asked the President of the Board of Trade whether, in view of the fact that no trader can send out advertising catalogues or circulars after the 10th instant, and that many traders have such catalogues and circulars now being printed which cannot be cancelled with out loss and unnecessary waste of paper, he will at once give instructions that the date fixed in the Order shall be postponed to 31st March, subject to the provision named in the amended Regulation since published?
A general licence will be issued extending up to 24th March, the period for the issue of catalogues, etc., which were already in process of printing at the date of the Order. Individual applications for a further extension of time in exceptional cases will be considered by the Paper Commission on their merits.
§ 3. Mr. HINDS
asked the President of the Board of Trade whether the request in writing referred to in Clause 3 of the Order in Council under the Defence of the Realm Act referring to advertising circulars is to be interpreted as meaning that a separate request in writing must be made for each individual circular, or that, a request having once been made in writing to the trader, he will be in order in sending his catalogues, circulars, or price lists to such person without a request being made in writing in respect of each such circular; and, if the first meaning is to be attached to the order, will he say whether he has realised the 690 inconvenience to the public residing in outlying districts which must result and the hardship which will be inflicted on the trader?

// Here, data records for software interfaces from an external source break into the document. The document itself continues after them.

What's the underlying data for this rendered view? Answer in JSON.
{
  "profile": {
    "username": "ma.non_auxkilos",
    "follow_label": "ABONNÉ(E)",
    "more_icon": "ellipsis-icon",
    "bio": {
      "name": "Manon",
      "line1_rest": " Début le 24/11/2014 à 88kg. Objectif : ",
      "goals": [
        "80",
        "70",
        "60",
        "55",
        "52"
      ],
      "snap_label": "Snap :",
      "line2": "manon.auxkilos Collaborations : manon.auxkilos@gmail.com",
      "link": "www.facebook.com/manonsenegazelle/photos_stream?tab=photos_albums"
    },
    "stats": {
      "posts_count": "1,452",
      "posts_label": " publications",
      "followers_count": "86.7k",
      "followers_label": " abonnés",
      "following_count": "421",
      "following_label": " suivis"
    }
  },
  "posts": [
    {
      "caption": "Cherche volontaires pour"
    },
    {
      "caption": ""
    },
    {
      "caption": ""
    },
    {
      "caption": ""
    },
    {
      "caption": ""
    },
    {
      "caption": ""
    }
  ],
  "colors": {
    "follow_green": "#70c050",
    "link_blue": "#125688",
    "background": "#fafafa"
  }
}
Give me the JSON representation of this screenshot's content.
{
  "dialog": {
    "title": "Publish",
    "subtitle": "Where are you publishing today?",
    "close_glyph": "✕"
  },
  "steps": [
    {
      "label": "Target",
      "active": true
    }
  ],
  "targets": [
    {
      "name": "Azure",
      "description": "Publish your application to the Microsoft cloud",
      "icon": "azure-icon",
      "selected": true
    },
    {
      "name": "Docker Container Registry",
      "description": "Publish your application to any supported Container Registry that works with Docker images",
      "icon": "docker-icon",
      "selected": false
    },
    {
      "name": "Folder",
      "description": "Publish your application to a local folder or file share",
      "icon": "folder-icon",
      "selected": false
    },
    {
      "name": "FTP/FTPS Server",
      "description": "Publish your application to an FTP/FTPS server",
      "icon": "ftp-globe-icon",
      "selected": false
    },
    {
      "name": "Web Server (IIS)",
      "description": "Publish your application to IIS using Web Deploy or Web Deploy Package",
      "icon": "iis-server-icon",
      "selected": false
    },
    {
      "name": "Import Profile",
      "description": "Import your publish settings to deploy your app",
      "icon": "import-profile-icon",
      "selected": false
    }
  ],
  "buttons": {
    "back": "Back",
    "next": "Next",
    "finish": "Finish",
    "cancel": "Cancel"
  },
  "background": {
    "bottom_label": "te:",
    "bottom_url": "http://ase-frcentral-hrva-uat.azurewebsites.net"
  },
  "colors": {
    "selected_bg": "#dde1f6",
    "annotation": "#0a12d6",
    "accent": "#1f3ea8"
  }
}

The request in writing referred to in the Order need not be for one particular circular, but may be a general request for all such circulars as may be issued, or for all circulars of some specified class or description.
§ 4. Mr. HINDS

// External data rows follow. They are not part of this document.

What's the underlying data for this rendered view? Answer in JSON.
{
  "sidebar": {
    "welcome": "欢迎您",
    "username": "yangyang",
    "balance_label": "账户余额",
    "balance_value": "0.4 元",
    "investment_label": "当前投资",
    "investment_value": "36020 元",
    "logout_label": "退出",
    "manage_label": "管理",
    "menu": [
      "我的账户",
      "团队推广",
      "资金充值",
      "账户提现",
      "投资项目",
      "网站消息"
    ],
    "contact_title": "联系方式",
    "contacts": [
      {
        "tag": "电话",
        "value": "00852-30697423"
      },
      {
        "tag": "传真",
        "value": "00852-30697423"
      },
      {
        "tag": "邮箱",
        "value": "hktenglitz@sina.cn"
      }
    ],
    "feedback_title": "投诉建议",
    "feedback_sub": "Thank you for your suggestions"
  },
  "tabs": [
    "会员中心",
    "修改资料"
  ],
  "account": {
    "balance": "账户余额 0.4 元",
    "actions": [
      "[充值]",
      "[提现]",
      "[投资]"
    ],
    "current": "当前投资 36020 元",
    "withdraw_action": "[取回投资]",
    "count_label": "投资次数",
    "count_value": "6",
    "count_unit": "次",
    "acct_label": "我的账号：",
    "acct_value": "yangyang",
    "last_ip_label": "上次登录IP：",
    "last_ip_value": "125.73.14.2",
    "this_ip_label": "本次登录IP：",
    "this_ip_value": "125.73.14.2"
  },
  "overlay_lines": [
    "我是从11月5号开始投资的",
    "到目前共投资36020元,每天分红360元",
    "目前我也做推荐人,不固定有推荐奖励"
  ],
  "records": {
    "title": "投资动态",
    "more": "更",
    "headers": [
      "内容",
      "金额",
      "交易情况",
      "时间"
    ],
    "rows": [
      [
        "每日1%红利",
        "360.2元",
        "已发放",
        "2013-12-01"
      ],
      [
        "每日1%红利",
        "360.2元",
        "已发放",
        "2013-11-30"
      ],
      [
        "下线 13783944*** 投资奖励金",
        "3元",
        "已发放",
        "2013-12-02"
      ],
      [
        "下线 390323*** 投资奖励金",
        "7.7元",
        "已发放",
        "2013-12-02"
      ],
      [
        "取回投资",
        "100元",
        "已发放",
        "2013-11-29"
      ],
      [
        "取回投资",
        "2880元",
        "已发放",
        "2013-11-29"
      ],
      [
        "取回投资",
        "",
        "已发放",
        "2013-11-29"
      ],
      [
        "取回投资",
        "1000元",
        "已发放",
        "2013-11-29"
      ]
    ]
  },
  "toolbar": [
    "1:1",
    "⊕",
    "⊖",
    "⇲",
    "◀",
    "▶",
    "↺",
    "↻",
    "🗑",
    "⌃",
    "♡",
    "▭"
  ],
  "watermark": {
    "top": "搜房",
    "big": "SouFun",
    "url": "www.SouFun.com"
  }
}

asked the President of the Board of Trade whether he is aware that the Order in Council prohibiting the delivery by traders of catalogues and circulars will destroy immediately a large amount of mail-order business which has taken years to build up, and that, apart from such business, a large part of the regular trade done by suburban and provincial firms throughout the country depends upon the issue of advertising catalogues; and if he will say what steps he proposes to take to economise the use of paper by the curtailment of advertisements of the same nature in the public Press which will have the effect of diverting a large volume of trade to those houses who, by reason of their situation in the centre of London or other large provincial centres, are alone able to avail themselves of such methods of advertising?
The Order which has been issued will not preclude the sending of catalogues to persons who ask for them, and will, I hope, not unduly interfere with the maintenance of essential business. It is not at present proposed to impose restrictions on advertisements in newspapers.

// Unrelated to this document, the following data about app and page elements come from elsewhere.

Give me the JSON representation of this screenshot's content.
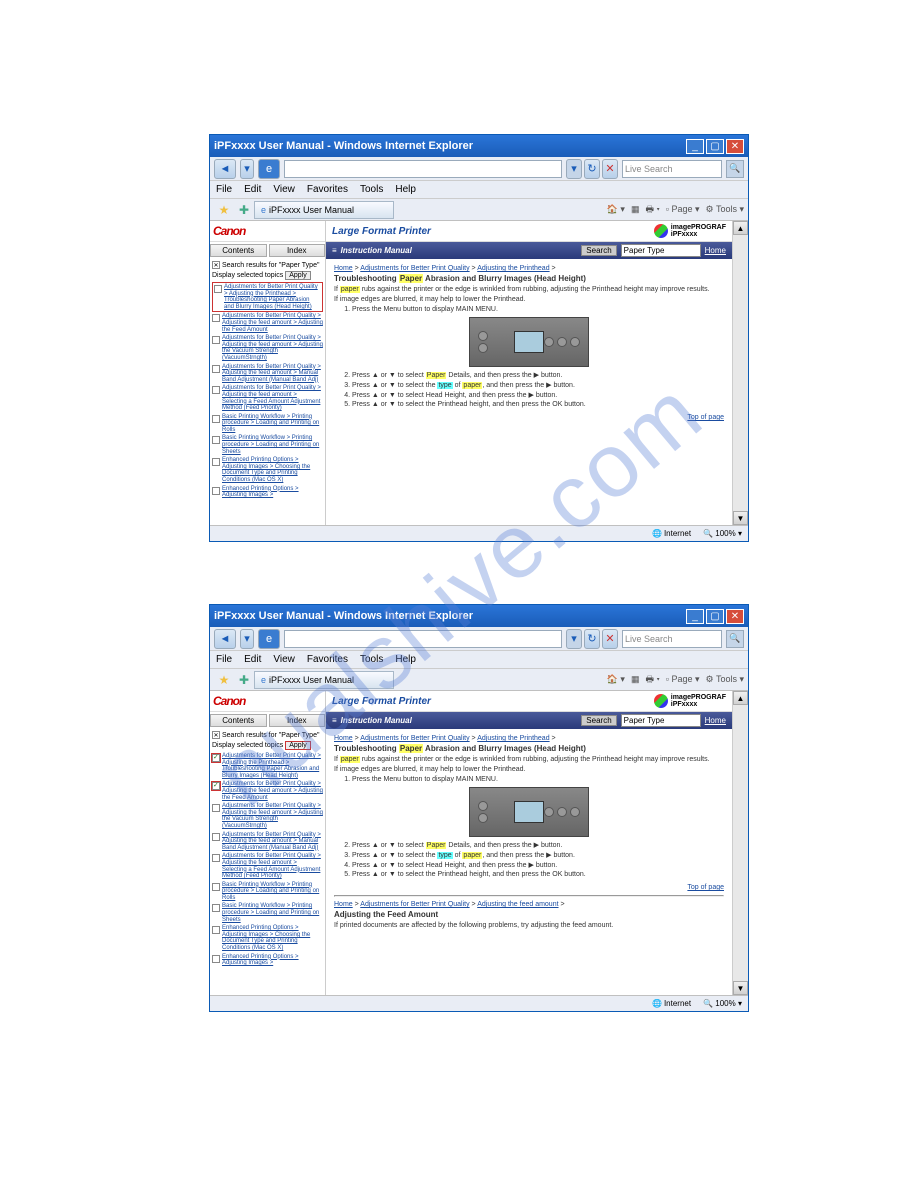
{
  "watermark": "nualshive.com",
  "browser": {
    "title": "iPFxxxx User Manual - Windows Internet Explorer",
    "search_placeholder": "Live Search",
    "menu": [
      "File",
      "Edit",
      "View",
      "Favorites",
      "Tools",
      "Help"
    ],
    "tab_label": "iPFxxxx User Manual",
    "tool_items": [
      "Page",
      "Tools"
    ],
    "status_internet": "Internet",
    "status_zoom": "100%"
  },
  "panel": {
    "canon": "Canon",
    "contents": "Contents",
    "index": "Index",
    "search_header": "Search results for \"Paper Type\"",
    "display_label": "Display selected topics",
    "apply": "Apply",
    "results": [
      "Adjustments for Better Print Quality > Adjusting the Printhead > Troubleshooting Paper Abrasion and Blurry Images (Head Height)",
      "Adjustments for Better Print Quality > Adjusting the feed amount > Adjusting the Feed Amount",
      "Adjustments for Better Print Quality > Adjusting the feed amount > Adjusting the Vacuum Strength (VacuumStrngth)",
      "Adjustments for Better Print Quality > Adjusting the feed amount > Manual Band Adjustment (Manual Band Adj)",
      "Adjustments for Better Print Quality > Adjusting the feed amount > Selecting a Feed Amount Adjustment Method (Feed Priority)",
      "Basic Printing Workflow > Printing procedure > Loading and Printing on Rolls",
      "Basic Printing Workflow > Printing procedure > Loading and Printing on Sheets",
      "Enhanced Printing Options > Adjusting Images > Choosing the Document Type and Printing Conditions (Mac OS X)",
      "Enhanced Printing Options > Adjusting Images >"
    ]
  },
  "header": {
    "lfp": "Large Format Printer",
    "prograf": "imagePROGRAF",
    "ipf": "iPFxxxx",
    "instruction": "Instruction Manual",
    "search_btn": "Search",
    "search_val": "Paper Type",
    "home": "Home"
  },
  "doc": {
    "breadcrumb_parts": [
      "Home",
      "Adjustments for Better Print Quality",
      "Adjusting the Printhead"
    ],
    "title_prefix": "Troubleshooting ",
    "title_hl": "Paper",
    "title_suffix": " Abrasion and Blurry Images (Head Height)",
    "para1_a": "If ",
    "para1_hl": "paper",
    "para1_b": " rubs against the printer or the edge is wrinkled from rubbing, adjusting the Printhead height may improve results.",
    "para2": "If image edges are blurred, it may help to lower the Printhead.",
    "step1": "Press the Menu button to display MAIN MENU.",
    "step2_a": "Press ▲ or ▼ to select ",
    "step2_hl": "Paper",
    "step2_b": " Details, and then press the ▶ button.",
    "step3_a": "Press ▲ or ▼ to select the ",
    "step3_hl1": "type",
    "step3_mid": " of ",
    "step3_hl2": "paper",
    "step3_b": ", and then press the ▶ button.",
    "step4": "Press ▲ or ▼ to select Head Height, and then press the ▶ button.",
    "step5": "Press ▲ or ▼ to select the Printhead height, and then press the OK button.",
    "top_of_page": "Top of page"
  },
  "doc2": {
    "breadcrumb_parts": [
      "Home",
      "Adjustments for Better Print Quality",
      "Adjusting the feed amount"
    ],
    "title": "Adjusting the Feed Amount",
    "para": "If printed documents are affected by the following problems, try adjusting the feed amount."
  }
}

§ Mr. PEMBERTON BILLING
Can the hon. Gentleman say whether it is proposed to stop the circulars of non-essential industries entirely?
If my hon. Friend will see the Order he will see that power is taken to regulate the use of circulars.
§ 8. Mr. RAMSAY MACDONALD
asked the President of the Board of Trade whether, in granting licences to shopkeepers and others whose trade depends 691 upon the issue of circulars enabling them to use such circulars, he will in every case allow circulars that have been printed to be sent out and thus prevent financial loss?
As has already been announced in the Press, a period of a fortnight (ending 24th March) has been allowed without specific licences being required for the sending out of circulars which tradesmen had on hand.
§ Mr. MACDONALD
The point I want to find out is this: Supposing circulars are actually printed, so that there can be no saving of paper or of labour in regard to them, will those who have ordered them in a bond fide way be entitled to circulate them?
I have stated that there will be free circulation of circulars of that character up to 24th March.
§ 13. Mr. OUTHWAITE
asked the Secretary to the Board of Trade whether his attention has been drawn to the fact that advertisers have in many cases posters already printed; and will he see that unnecessary loss is not inflicted upon them by the prevention of distribution?
The provisions of Clause 1 of the Order with regard to the size of posters prohibits manufacture of posters over a certain size, but not the exhibition of posters already in stock. The only provision against the exhibition of posters is that relating to newspaper bills and to goods offered for sale by a retailer, and as regards the latter it has been decided to allow a limited time within which those already in stock may be exhibited.